Hello, I am interested in teaching string orchestra and chamber music in Europe. I have my BA in Instrumental Music Ed. and MA in Ed. Currently I am in my 32nd year of teaching middle and high school orchestra and chamber music. Are there many orchestra teaching jobs and where would I start my search?
A good place to start your research is right here. Linked to this article are four resources you may find helpful. You should contact each one of them.
I really want to teach Choir in Italy. I am currently getting my undergraduate degree in Music Education with a vocal concentration. I am also getting a minor in Italian. What else should I do to prepare myself teaching abroad? Are there certain things I can do now to put on my resume which would separate me from my competition?
We suggest you contact the organizations listed in the sidebar on this article since they are directly involved in the hiring process. We think they’d be able to give you the most useful answers to your questions.
Will a ABRSM diploma suffice to teach cello or music theory for 1 to grade 5?
I already have extensive teaching experience in my home country for the listed grade range.
You would need to check the application requirements for any job you are interested in applying for.
Teaching and learning from students. That’s the pleasure that makes the work and planning and preparing very worth it. I would enjoy teaching elementary students in rural settings in Europe , Great Britain , or possibly South Korea. I’m married and have been teaching private piano for 20 years and public school music through guitar, recorder, rhythm , and class piano for 12 years. Yes and choir…..all elementary.
I was pursuing a career in Voice Studies at a Conservatory in Buenos Aires, Argentina. It is a 6 year program that at the end gives you a “Profesorado”, or a national qualification to be a music professor. Is this good enough/ valid to teach music abroad?? Also, what about those coming to the United States? I am a citizen but my husband is Argentine and we both want to travel and teach in the world.
We suggest you contact the organizations mentioned in this article to see whether your credentials will be useful for the type of positions you’ll be seeking. As for teaching in the US, you’ll need to find out whether your education/training matches the requirements at the institutions where you wish to teach. Note that in the US, at K-12 public schools, field experience and state licensure is required and at most colleges and universities, a doctorate has become fairly standard. If you are interested in teaching in the US on the college level, you may find useful information on the College Music Society website.
I’ve noticed that you’ve listed a Bachelor of Arts degree as requirement to teach music abroad. Will somebody still be eligible to teach abroad with a Bachelor of Music and an American teacher certification?
It is likely that these credentials will work. Check out the websites of the organizations mentioned in this article in the right-hand sidebar and talk with recruiters at these organizations to learn more specifically what they’re looking for in the international music educators they hire.

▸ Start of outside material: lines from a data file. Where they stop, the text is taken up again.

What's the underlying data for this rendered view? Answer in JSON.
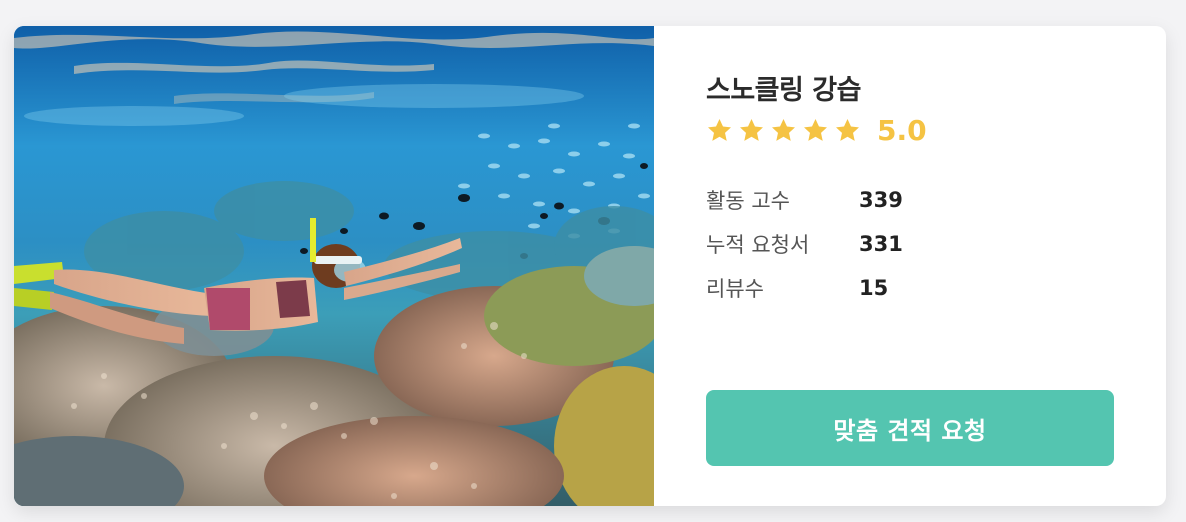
{
  "card": {
    "photo_alt": "snorkeling-photo",
    "title": "스노클링 강습",
    "rating": {
      "stars": 5,
      "max_stars": 5,
      "score": "5.0",
      "star_color": "#f5c343"
    },
    "stats": [
      {
        "label": "활동 고수",
        "value": "339"
      },
      {
        "label": "누적 요청서",
        "value": "331"
      },
      {
        "label": "리뷰수",
        "value": "15"
      }
    ],
    "cta_label": "맞춤 견적 요청",
    "cta_color": "#54c5b0"
  }
}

What is the starting salary, and are you required to have special training of any kind? Or are there any kinds of special tests that you have to take to become a certified music teacher?

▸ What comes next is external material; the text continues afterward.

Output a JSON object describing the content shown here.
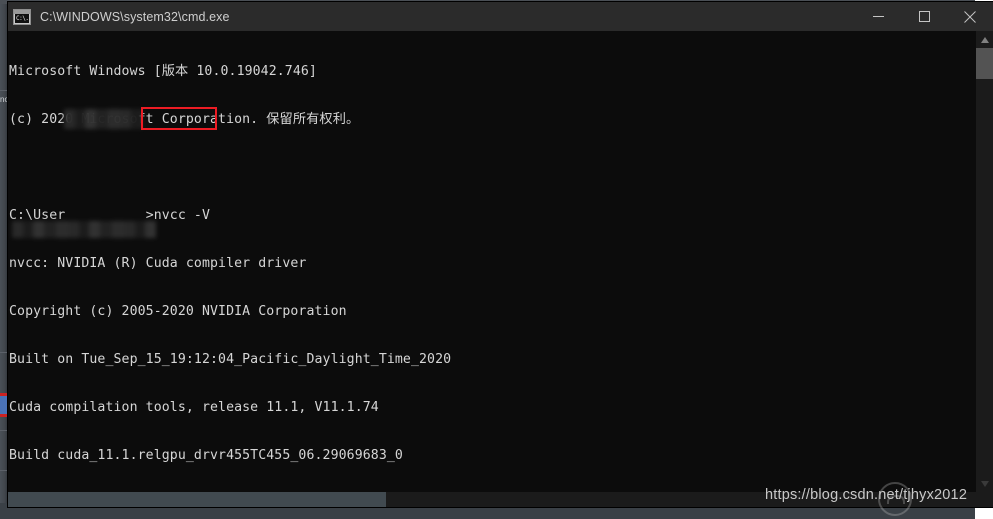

Check the four hiring agencies listed in this article for hiring requirements and salary information. Start by visiting their websites.